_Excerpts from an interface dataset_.
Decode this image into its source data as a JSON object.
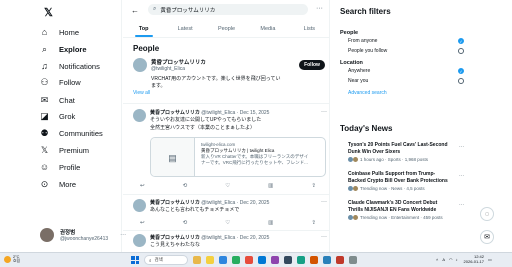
{
  "nav": {
    "logo": "𝕏",
    "items": [
      {
        "label": "Home",
        "icon": "home-icon"
      },
      {
        "label": "Explore",
        "icon": "search-icon"
      },
      {
        "label": "Notifications",
        "icon": "bell-icon"
      },
      {
        "label": "Follow",
        "icon": "follow-icon"
      },
      {
        "label": "Chat",
        "icon": "chat-icon"
      },
      {
        "label": "Grok",
        "icon": "grok-icon"
      },
      {
        "label": "Communities",
        "icon": "communities-icon"
      },
      {
        "label": "Premium",
        "icon": "premium-icon"
      },
      {
        "label": "Profile",
        "icon": "profile-icon"
      },
      {
        "label": "More",
        "icon": "more-icon"
      }
    ],
    "profile": {
      "name": "권정범",
      "handle": "@jwoonchanye26413",
      "more": "···"
    }
  },
  "search": {
    "value": "黄昏プロッサムリリカ"
  },
  "tabs": [
    "Top",
    "Latest",
    "People",
    "Media",
    "Lists"
  ],
  "people_title": "People",
  "person": {
    "name": "黄昏プロッサムリリカ",
    "handle": "@twilight_Elica",
    "bio": "VRCHAT用のアカウントです。楽しく世界を飛び回っています。",
    "follow_label": "Follow"
  },
  "view_all": "View all",
  "posts": [
    {
      "name": "黄昏プロッサムリリカ",
      "handle": "@twilight_Elica · Dec 15, 2025",
      "text1": "そういやお友達に公開してUPやってもらいました",
      "text2": "全然王宮ハウスです（本業のことまぁしたよ）",
      "card": {
        "domain": "twilight-elica.com",
        "title": "黄昏プロッサムリリカ | twilight Elica",
        "desc1": "新入りVR Chatterです。本職はフリーランスのデザイ",
        "desc2": "ナーです。VRC飛行に行ったりセットや、フレンド..."
      },
      "actions": [
        "↩",
        "⟲",
        "♡",
        "▥",
        "⇪"
      ]
    },
    {
      "name": "黄昏プロッサムリリカ",
      "handle": "@twilight_Elica · Dec 20, 2025",
      "text1": "あんなことも言われてもチョメチョメで",
      "text2": "",
      "actions": [
        "↩",
        "⟲",
        "♡",
        "▥",
        "⇪"
      ]
    },
    {
      "name": "黄昏プロッサムリリカ",
      "handle": "@twilight_Elica · Dec 20, 2025",
      "text1": "こう見えちゃわたなな",
      "text2": ""
    }
  ],
  "filters": {
    "title": "Search filters",
    "people_heading": "People",
    "people_options": [
      {
        "label": "From anyone",
        "selected": true
      },
      {
        "label": "People you follow",
        "selected": false
      }
    ],
    "location_heading": "Location",
    "location_options": [
      {
        "label": "Anywhere",
        "selected": true
      },
      {
        "label": "Near you",
        "selected": false
      }
    ],
    "advanced": "Advanced search"
  },
  "news": {
    "title": "Today's News",
    "items": [
      {
        "title": "Tyson's 20 Points Fuel Cavs' Last-Second Dunk Win Over Sixers",
        "meta": "1 hours ago · Sports · 1,968 posts"
      },
      {
        "title": "Coinbase Pulls Support from Trump-Backed Crypto Bill Over Bank Protections",
        "meta": "Trending now · News · 4,5 posts"
      },
      {
        "title": "Claude Clawmark's 3D Concert Debut Thrills NIJISANJI EN Fans Worldwide",
        "meta": "Trending now · Entertainment · 459 posts"
      }
    ]
  },
  "taskbar": {
    "weather_temp": "2°C",
    "weather_label": "흐림",
    "search_placeholder": "검색",
    "time": "12:42",
    "date": "2026-01-17",
    "lang": "A",
    "app_colors": [
      "#e8b84b",
      "#f4d03f",
      "#2e86de",
      "#27ae60",
      "#e74c3c",
      "#0078d4",
      "#8e44ad",
      "#34495e",
      "#16a085",
      "#d35400",
      "#2980b9",
      "#c0392b",
      "#7f8c8d"
    ]
  }
}
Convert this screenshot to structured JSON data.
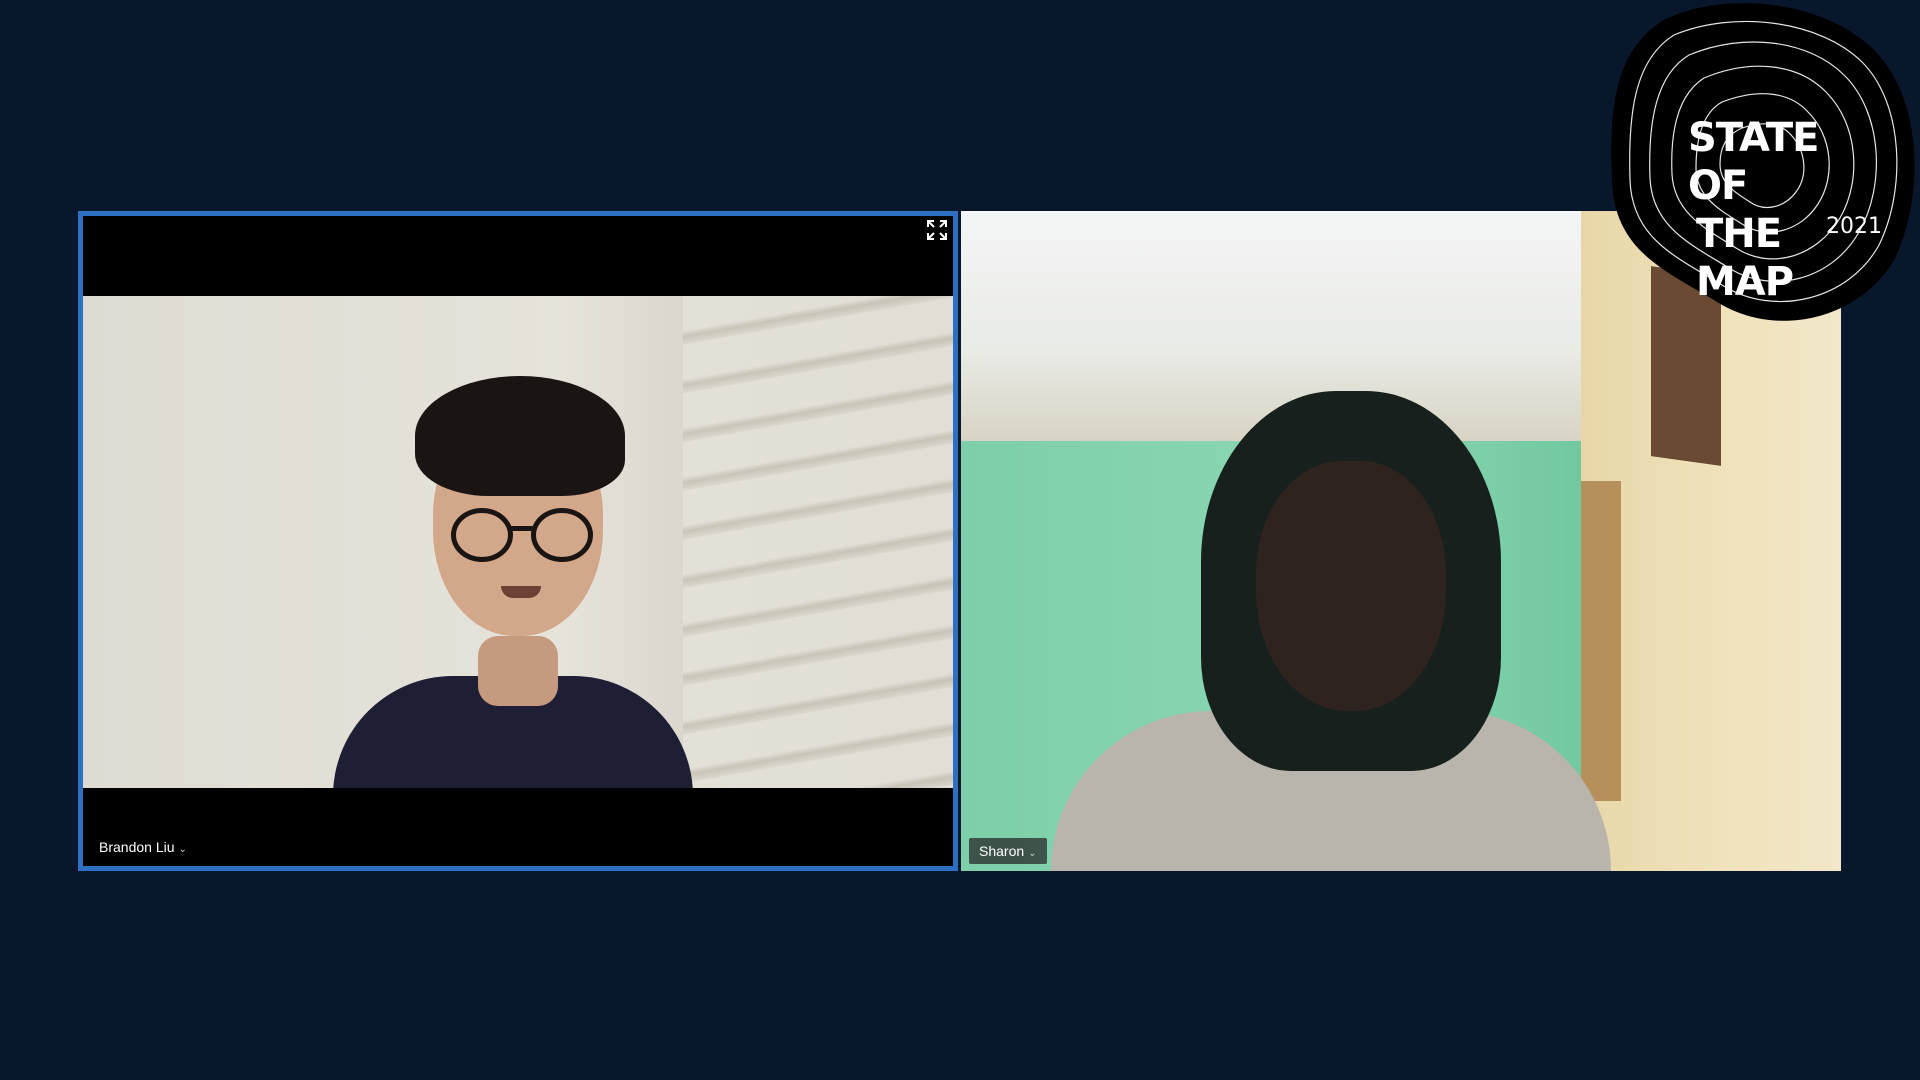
{
  "participants": [
    {
      "name": "Brandon Liu",
      "dropdown_glyph": "⌄",
      "active_speaker": true
    },
    {
      "name": "Sharon",
      "dropdown_glyph": "⌄",
      "active_speaker": false
    }
  ],
  "logo": {
    "line1": "STATE OF",
    "line2": "THE MAP",
    "year": "2021"
  },
  "colors": {
    "background": "#08172b",
    "active_speaker_border": "#2d6fc0"
  },
  "icons": {
    "fullscreen": "fullscreen-icon",
    "dropdown": "chevron-down-icon"
  }
}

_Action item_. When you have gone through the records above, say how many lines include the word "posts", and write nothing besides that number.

_Completed task_. 4